|WO2011048216A1||Oct 22, 2010||Apr 28, 2011||R-Idea Ab||Method for producing a composite material|
|WO2015005854A1 *||Jul 1, 2014||Jan 15, 2015||Sik - Institutet För Livsmedel Och Bioteknik Ab||A formable composite material and a method for manufacturing a formable composite material|
|U.S. Classification||156/273.9, 427/545, 219/545, 29/611, 219/544, 264/105|
|International Classification||C08J5/04, B29B15/00, B29C70/88, B64F5/00, B29C57/00, H05B3/36, B29C35/02|
|Cooperative Classification||Y10T29/49083, H05B2203/016, B29C35/0272, B29C70/885, H05B2203/011, B29K2307/00, B29K2105/0809, H05B2203/017, B64F5/0009, H05B2203/033, B29K2995/0005, H05B3/36|

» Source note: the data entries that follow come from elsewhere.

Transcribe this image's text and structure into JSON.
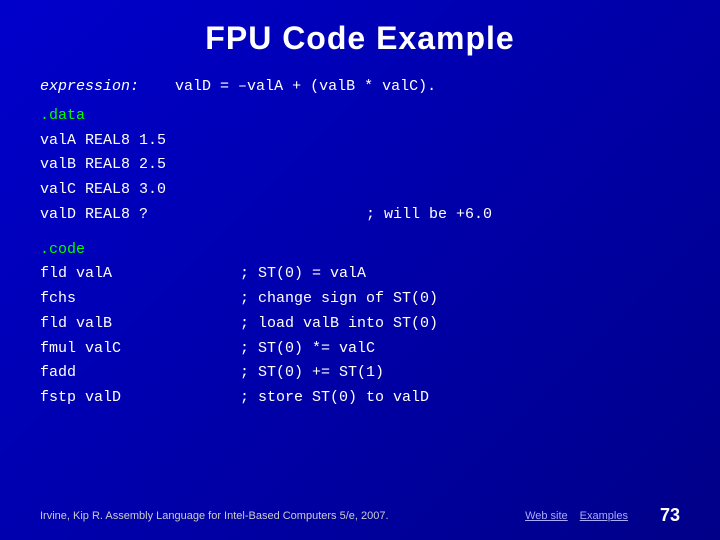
{
  "title": "FPU Code Example",
  "expression_label": "expression:",
  "expression_value": "valD = –valA + (valB * valC).",
  "data_directive": ".data",
  "data_lines": [
    {
      "name": "valA",
      "type": "REAL8",
      "value": "1.5",
      "comment": ""
    },
    {
      "name": "valB",
      "type": "REAL8",
      "value": "2.5",
      "comment": ""
    },
    {
      "name": "valC",
      "type": "REAL8",
      "value": "3.0",
      "comment": ""
    },
    {
      "name": "valD",
      "type": "REAL8",
      "value": "?",
      "comment": "; will be +6.0"
    }
  ],
  "code_directive": ".code",
  "code_lines": [
    {
      "cmd": "fld  valA",
      "comment": "; ST(0) = valA"
    },
    {
      "cmd": "fchs",
      "comment": "; change sign of ST(0)"
    },
    {
      "cmd": "fld  valB",
      "comment": "; load valB into ST(0)"
    },
    {
      "cmd": "fmul valC",
      "comment": "; ST(0) *= valC"
    },
    {
      "cmd": "fadd",
      "comment": "; ST(0) += ST(1)"
    },
    {
      "cmd": "fstp valD",
      "comment": "; store ST(0) to valD"
    }
  ],
  "footer": {
    "citation": "Irvine, Kip R. Assembly Language for Intel-Based Computers 5/e, 2007.",
    "web_site": "Web site",
    "examples": "Examples",
    "page_number": "73"
  }
}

|European Classification||B29C35/02L, H05B3/36, B29C70/88A2, B64F5/00A|
|Jul 7, 1982||AS||Assignment|
Owner name: MESSERSCHMITT-BOELKOW-BLOHM GESELLSCHAFT MIT BESCH
Free format text: ASSIGNMENT OF ASSIGNORS INTEREST.;ASSIGNORS:WACKERLE, PETER;FRANZ, DIETER;REEL/FRAME:004009/0673
Effective date: 19800623
Owner name: MESSERSCHMITT-BOELKOW-BLOHM GESELLSCHAFT MIT BESCH
Free format text: ASSIGNMENT OF ASSIGNORS INTEREST;ASSIGNORS:WACKERLE, PETER;FRANZ, DIETER;REEL/FRAME:004009/0673
Effective date: 19800623
|Aug 16, 1983||CC||Certificate of correction|
|Sep 14, 1992||AS||Assignment|
Owner name: EUROCOPTER DEUTSCHLAND GMBH, GERMANY
Free format text: ASSIGNMENT OF ASSIGNORS INTEREST.;ASSIGNOR:MESSERSCHMITT-BOELKOW-BLOHM AG (FORMERLY MESSERSCHMITT-BOELKOW-BLOHM GESELLSCHAFT MIT BESCHRAENKTER HAFTUNG);REEL/FRAME:006331/0686
Effective date: 19920729